This has been one of the areas where I have struggled. While I have still had some nice highlights from this past year including being featured on major media websites like Yahoo, US News, and others, I fell short in terms of my ambitious goal. 2012 was an awesome year in terms of online growth, and 2013 was more of maintaining that level. No advancement, but I didn’t go backwards either.
I didn’t come close to my 2012 revenue from this blog, but I came to appreciate the small victories and I can only focus my energy on a couple of things each year. 2012 I focused all of my energy on earning money online and 2013 I focused on my career. I hope to have a better blend of the two for 2014.
This is a category that I think entrepreneurs often forget about in their efforts to earn more money. 2013 was a very busy year for Mrs. 20s and I. Perhaps more so for her since she was working full-time and also finishing her graduate degree. We were still able to prioritize our relationship in certain ways. We both enjoy quality time. Despite how busy we got, we always hung out together at night before going to bed. We also celebrated our fourth wedding anniversary this year and hung out at one of our favorite vacation spots: Maine. Taking an anniversary trip (even if it’s just for a weekend) has and always will be a priority for us. Despite one of the busiest years in recent history, we enjoyed many great moments together.
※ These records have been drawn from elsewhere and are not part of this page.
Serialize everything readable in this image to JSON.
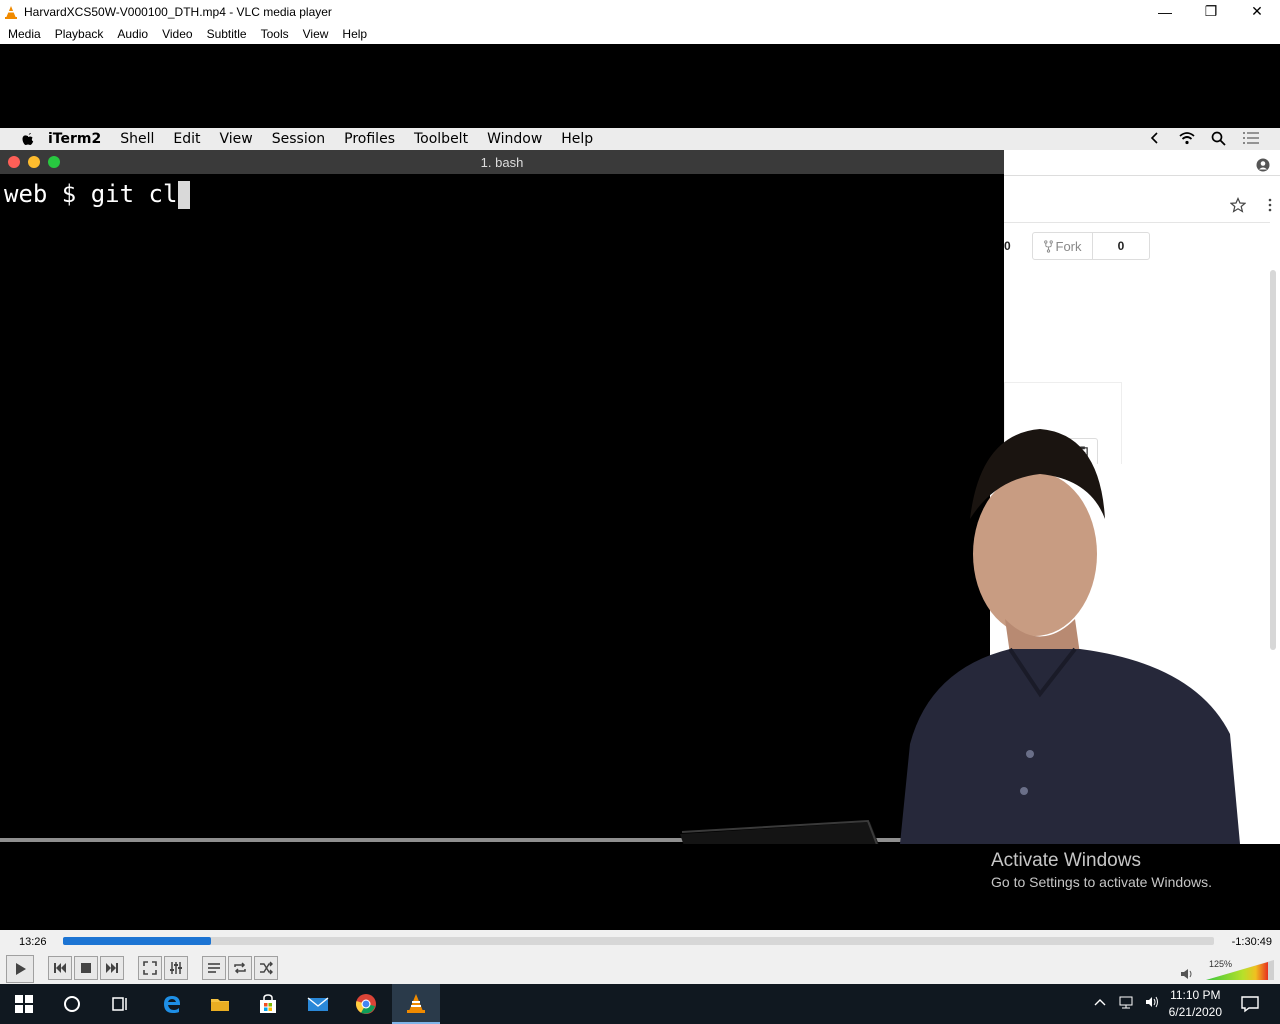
{
  "window": {
    "title": "HarvardXCS50W-V000100_DTH.mp4 - VLC media player"
  },
  "vlc_menu": [
    "Media",
    "Playback",
    "Audio",
    "Video",
    "Subtitle",
    "Tools",
    "View",
    "Help"
  ],
  "mac_menu": [
    "iTerm2",
    "Shell",
    "Edit",
    "View",
    "Session",
    "Profiles",
    "Toolbelt",
    "Window",
    "Help"
  ],
  "terminal": {
    "tab_title": "1. bash",
    "prompt_line": "web $ git cl"
  },
  "browser": {
    "fork_label": "Fork",
    "fork_count": "0",
    "partial_count": "0"
  },
  "watermark": {
    "line1": "Activate Windows",
    "line2": "Go to Settings to activate Windows."
  },
  "player": {
    "elapsed": "13:26",
    "remaining": "-1:30:49",
    "progress_fraction": 0.1286,
    "volume": "125%"
  },
  "taskbar": {
    "time": "11:10 PM",
    "date": "6/21/2020"
  },
  "colors": {
    "seek_fill": "#1c74d3",
    "mac_close": "#fe5f57",
    "mac_min": "#febc2e",
    "mac_max": "#28c840"
  }
}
Last, but certainly not least is our financial growth over the past year. 2012 was a big year for us to be able to increase our investments significantly (from practically zero to something decent), and 2013 wasn’t too bad either. Not only did we pay for Mrs. 20s graduate degree in cash as we went (avoiding student loans again – success!), but we also maxed out our Roth IRAs, put money in Mrs. 20s’ 403(b) and even managed to save a little for our future home. Saving a down payment for your first home takes a while in the Northeast, especially if you want to avoid PMI. 20% of a home in the midwest, where Mrs. 20s is from is practically nothing. 20% of a condo in Boston is a different story. Luckily, we are both content with staying in our apartment for a couple years.
As I’ve mentioned before, there’s no better single indicator of financial progress than your net worth. While we were not able to increase our net worth another 50% in a year’s time, we did come pretty close. It’s much harder to maintain the 50% growth per year after the first year or two since you need more growth to maintain the same percentage of the growth. I’ll calculate our net worth tomorrow for the official 2013 end of year number, but I would estimate that we’ve seen at least 35-40% growth in our net worth this past year. I know that our net worth growth rate will continue to deteriorate, but if the market continues to perform well, we may be able to maintain a 35% growth next year too.*
*I don’t share my net worth for security reasons, but please know that a 40% growth rate is very easy to accomplish when you don’t have much in savings. But, even if it doesn’t calculate to a lot of benjamins, a 35-40% growth rate is still good. Too many people delay savings until mid-career and they miss out on the benefits of compound interest. I share these percentages to show that anyone with an average salary can increase their financial position.